Description : The Edinburgh Companion to Contemporary Scottish Literature examines the ways in which the cultural and political role of Scottish writing has changed since the country's successful referendum on national self-rule in 1997. In doing so, it makes a convincing case for a distinctive post-devolution Scottish criticism. Introducing over forty original essays under four main headings - 'Contexts', 'Genres', 'Authors' and 'Topics' - the volume covers the entire spectrum of current interests and topical concerns in the field of Scottish studies and heralds a new era in Scottish writing, literary criticism and cultural theory. It records and critically outlines prominent literary trends and developments, the specific political circumstances and aesthetic agendas that propel them, as well as literature's capacity for envisioning new and alternative futures. Issues under discussion include class, sexuality and gender, nationhood and globalisation, the New Europe and cosmopolitan citizenship, postcoloniality,

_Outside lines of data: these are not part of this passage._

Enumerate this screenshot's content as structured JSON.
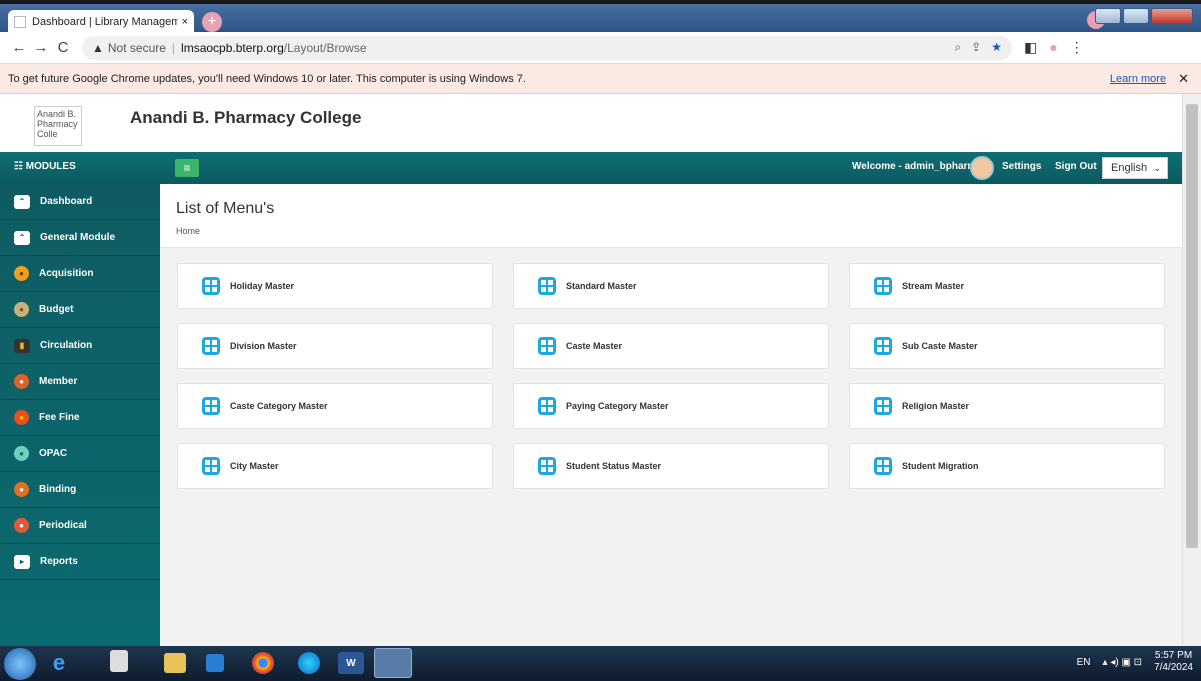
{
  "browser": {
    "tab_title": "Dashboard | Library Managemen",
    "tab_close": "×",
    "new_tab": "+",
    "back": "←",
    "forward": "→",
    "reload": "C",
    "security_warning": "▲",
    "security_text": "Not secure",
    "separator": "|",
    "url_domain": "lmsaocpb.bterp.org",
    "url_path": "/Layout/Browse",
    "zoom_icon": "⌕",
    "share_icon": "⇪",
    "bookmark_icon": "★",
    "sidepanel_icon": "◧",
    "profile_icon": "●",
    "menu_icon": "⋮"
  },
  "infobar": {
    "message": "To get future Google Chrome updates, you'll need Windows 10 or later. This computer is using Windows 7.",
    "learn_more": "Learn more",
    "close": "✕"
  },
  "header": {
    "logo_alt": "Anandi B. Pharmacy Colle",
    "college_name": "Anandi B. Pharmacy College"
  },
  "topnav": {
    "modules_label": "MODULES",
    "modules_icon": "☷",
    "menu_toggle": "≡",
    "welcome": "Welcome - admin_bpharm",
    "settings": "Settings",
    "sign_out": "Sign Out",
    "language": "English",
    "language_chevron": "⌄"
  },
  "sidebar": {
    "items": [
      {
        "label": "Dashboard",
        "icon": "⌃"
      },
      {
        "label": "General Module",
        "icon": "⌃"
      },
      {
        "label": "Acquisition",
        "icon": "●"
      },
      {
        "label": "Budget",
        "icon": "●"
      },
      {
        "label": "Circulation",
        "icon": "▮"
      },
      {
        "label": "Member",
        "icon": "●"
      },
      {
        "label": "Fee Fine",
        "icon": "●"
      },
      {
        "label": "OPAC",
        "icon": "●"
      },
      {
        "label": "Binding",
        "icon": "●"
      },
      {
        "label": "Periodical",
        "icon": "●"
      },
      {
        "label": "Reports",
        "icon": "▸"
      }
    ]
  },
  "main": {
    "title": "List of Menu's",
    "breadcrumb": "Home",
    "cards": [
      "Holiday Master",
      "Standard Master",
      "Stream Master",
      "Division Master",
      "Caste Master",
      "Sub Caste Master",
      "Caste Category Master",
      "Paying Category Master",
      "Religion Master",
      "City Master",
      "Student Status Master",
      "Student Migration"
    ]
  },
  "taskbar": {
    "lang": "EN",
    "tray_icons": "▴ ◂) ▣ ⊡",
    "time": "5:57 PM",
    "date": "7/4/2024"
  },
  "colors": {
    "teal": "#0b6a70",
    "green_toggle": "#3bb56a",
    "win_icon": "#1da7e0"
  }
}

Description : Space, Place and Poetry in English and German, 1960-1975 examines the work of Paul Celan, J. H. Prynne, Derek Mahon, Sarah Kirsch, Edwin Morgan and Ernst Jandl, bringing together postwar English- and German-language poetry and criticism on the theme of space, place and landscape. Nicola Thomas highlights hitherto underexplored connections between a wide range of poets working across the two language areas, demonstrating that space and place are vital critical categories for understanding poetry of this period. Thomas’s analysis reveals weaknesses in existing critical taxonomies, arguing for the use of ‘late modernist’ as a category with cross-cultural relevance, and promotes methodological exchange between the Anglophone and German traditions of landscape, space and place oriented poetic criticism, to the benefit of both.

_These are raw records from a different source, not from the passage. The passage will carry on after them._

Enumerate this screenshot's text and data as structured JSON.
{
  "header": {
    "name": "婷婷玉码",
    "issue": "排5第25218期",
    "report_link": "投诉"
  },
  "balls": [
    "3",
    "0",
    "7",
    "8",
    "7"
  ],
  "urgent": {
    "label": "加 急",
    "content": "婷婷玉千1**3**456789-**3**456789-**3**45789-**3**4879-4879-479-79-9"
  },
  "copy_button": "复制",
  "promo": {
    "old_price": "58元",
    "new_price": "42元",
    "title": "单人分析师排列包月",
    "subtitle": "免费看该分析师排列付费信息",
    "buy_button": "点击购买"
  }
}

Description : Space, place and mapping have become key concepts in literary and cultural studies. The transformational effects of postcolonialism, globalization, and the rise of ever more advanced information technologies helped to push space and spatiality into the foreground, as traditional spatial or geographic limits are erased or redrawn. Teaching Space, Place and Literature surveys a broad expanse of literary critical, theoretical, historical territories, as it presents both an introduction to teaching spatial literary studies and an essential guide to scholarly research. Divided into sections on key concepts and issues; teaching strategies; urban spaces; place, race and gender and spatiality, periods and genres, this comprehensive book is the ideal way to approach the teaching of space and place in the humanities classroom.

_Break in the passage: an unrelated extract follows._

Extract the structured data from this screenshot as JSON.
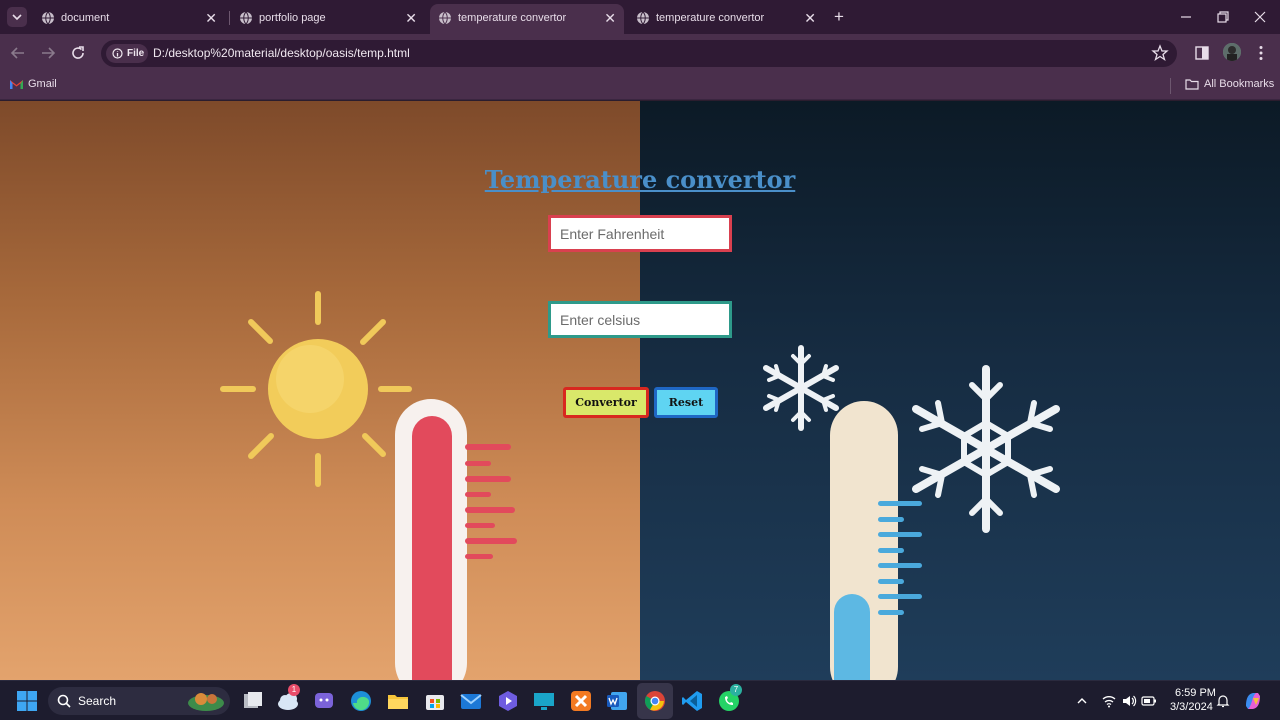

Description : The first full-length study of Scottish literature using a post-devolutionary understanding of postcolonial studies